George Herbert Mead and Erving Goffman

954 Words Mar 20th, 2014 4 Pages
George Herbert Mead and Erving Goffman are two theorists in the study of sociology that have impacted the way we see sociology today. Their works, when closely examined, actually share some extreme similarities. Both of these men seemed very interested in the perception of self in the eyes of others as well as yourself. “Mind, Self, and Society” is an article written by Mead which was placed in the book entitled “Social Theory: The Classic Tradition to Post-Modernism” which was edited by Farganis with the copyright of McGraw-Hill in 2004. This primarily deals with the development of one’s self, or their identity. “Presentation of Self in Everyday Life” is an article written by Goffman which was arranged to be in the book “Inner Lives and …show more content…
Deviance is anything not easily recognizable to an audience. It is essentially anything juxtaposed w/ social norms. In our society, boys wear boy clothes and girls wear girl clothes. To deviate from that means to go against the social norm and wear clothes that are not specifically made for your gender. This is an example of a deviant gender. The movie “Bully” was made to enlighten the public on the true horrors that can result from this shockingly common act. The movie follows several children through their bully related troubles and how they react. One person who was documented was a sixteen-year-old lesbian who faced verbal abuse from the entire town for her sexual deviance.

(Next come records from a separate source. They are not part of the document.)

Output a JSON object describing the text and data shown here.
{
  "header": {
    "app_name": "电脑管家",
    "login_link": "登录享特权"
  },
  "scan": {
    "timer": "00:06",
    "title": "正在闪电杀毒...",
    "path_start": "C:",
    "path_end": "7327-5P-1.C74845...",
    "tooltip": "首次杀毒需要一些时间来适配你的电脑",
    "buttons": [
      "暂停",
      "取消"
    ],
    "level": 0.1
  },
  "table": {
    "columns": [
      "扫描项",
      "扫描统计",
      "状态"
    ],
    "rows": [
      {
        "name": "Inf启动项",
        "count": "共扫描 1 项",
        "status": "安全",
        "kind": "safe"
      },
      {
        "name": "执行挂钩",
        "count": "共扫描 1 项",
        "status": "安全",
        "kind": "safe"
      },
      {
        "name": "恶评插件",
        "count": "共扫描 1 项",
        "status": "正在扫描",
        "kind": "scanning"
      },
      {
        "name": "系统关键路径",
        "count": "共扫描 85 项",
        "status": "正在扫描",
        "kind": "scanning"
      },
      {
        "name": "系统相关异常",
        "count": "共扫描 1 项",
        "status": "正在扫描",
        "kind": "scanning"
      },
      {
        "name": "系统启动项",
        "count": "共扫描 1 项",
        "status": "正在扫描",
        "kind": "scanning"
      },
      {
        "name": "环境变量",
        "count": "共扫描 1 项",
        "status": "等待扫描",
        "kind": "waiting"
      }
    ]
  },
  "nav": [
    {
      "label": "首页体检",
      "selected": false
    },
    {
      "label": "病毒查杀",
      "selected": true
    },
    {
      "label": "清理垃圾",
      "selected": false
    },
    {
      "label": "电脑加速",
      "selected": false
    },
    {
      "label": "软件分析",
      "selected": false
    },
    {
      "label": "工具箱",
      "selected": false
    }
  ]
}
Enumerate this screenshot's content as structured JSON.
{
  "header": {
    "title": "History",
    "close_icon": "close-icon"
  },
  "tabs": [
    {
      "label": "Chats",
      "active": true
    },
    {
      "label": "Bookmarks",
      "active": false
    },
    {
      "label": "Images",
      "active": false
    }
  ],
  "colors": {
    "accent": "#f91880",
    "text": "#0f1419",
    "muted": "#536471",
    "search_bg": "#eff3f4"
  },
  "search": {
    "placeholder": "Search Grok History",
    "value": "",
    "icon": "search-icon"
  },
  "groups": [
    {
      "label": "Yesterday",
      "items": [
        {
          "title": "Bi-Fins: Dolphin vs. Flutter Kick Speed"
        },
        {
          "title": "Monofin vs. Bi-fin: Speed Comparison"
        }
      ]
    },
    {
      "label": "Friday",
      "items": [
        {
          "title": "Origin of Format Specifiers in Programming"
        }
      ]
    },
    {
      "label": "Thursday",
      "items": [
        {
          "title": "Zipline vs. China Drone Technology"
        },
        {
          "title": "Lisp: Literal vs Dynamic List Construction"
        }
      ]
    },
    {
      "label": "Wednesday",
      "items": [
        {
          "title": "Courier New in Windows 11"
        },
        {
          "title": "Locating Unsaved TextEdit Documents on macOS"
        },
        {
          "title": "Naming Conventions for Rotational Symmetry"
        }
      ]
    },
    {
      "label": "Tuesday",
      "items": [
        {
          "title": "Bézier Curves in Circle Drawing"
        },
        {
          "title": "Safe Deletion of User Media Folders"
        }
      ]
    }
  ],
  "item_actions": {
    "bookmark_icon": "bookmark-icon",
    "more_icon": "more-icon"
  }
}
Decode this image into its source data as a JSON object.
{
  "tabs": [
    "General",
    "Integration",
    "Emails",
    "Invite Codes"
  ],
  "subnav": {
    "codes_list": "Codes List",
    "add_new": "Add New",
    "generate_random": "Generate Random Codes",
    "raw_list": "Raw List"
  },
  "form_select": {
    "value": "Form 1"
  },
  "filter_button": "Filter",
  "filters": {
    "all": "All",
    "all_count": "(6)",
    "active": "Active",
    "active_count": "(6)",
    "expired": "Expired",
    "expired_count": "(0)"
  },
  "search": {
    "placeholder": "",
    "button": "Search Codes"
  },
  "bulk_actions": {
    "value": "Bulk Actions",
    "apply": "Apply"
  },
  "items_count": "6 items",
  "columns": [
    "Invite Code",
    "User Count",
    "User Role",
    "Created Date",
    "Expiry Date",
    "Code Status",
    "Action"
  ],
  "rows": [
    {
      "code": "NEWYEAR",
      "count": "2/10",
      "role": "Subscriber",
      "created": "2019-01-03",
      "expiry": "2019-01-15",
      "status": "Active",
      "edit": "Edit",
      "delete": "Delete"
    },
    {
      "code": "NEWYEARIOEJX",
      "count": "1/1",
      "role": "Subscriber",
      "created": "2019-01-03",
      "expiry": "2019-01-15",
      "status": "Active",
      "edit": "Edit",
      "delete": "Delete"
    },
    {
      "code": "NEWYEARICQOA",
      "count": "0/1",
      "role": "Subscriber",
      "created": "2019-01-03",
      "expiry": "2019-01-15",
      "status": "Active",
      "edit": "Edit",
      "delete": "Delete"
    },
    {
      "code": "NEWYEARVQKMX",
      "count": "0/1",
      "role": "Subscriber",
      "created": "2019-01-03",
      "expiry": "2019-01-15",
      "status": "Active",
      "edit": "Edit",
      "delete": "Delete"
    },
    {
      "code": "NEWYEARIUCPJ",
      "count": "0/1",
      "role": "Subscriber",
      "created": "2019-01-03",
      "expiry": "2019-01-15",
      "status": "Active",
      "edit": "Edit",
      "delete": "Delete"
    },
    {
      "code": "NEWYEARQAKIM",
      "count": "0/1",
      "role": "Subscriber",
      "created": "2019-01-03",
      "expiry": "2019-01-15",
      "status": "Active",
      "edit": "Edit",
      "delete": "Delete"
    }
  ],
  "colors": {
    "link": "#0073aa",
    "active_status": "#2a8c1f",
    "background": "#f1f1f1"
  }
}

In “Presentations of Self in Everyday Life,” Goffman is constantly explaining how everyday life is a dramaturgy. A dramaturgy is the art of dramatic composition and essentially the production of a theatrical play. A social situation is much like a play. Every play has a stage, actors, a script, a set, rehearsals, and practices. In a social situation, the stage is where the encounter takes place, the actors are the people involved in the encounter, the script is the social norms of the social encounter, and the set is the environment where the encounter takes place. It takes practices and…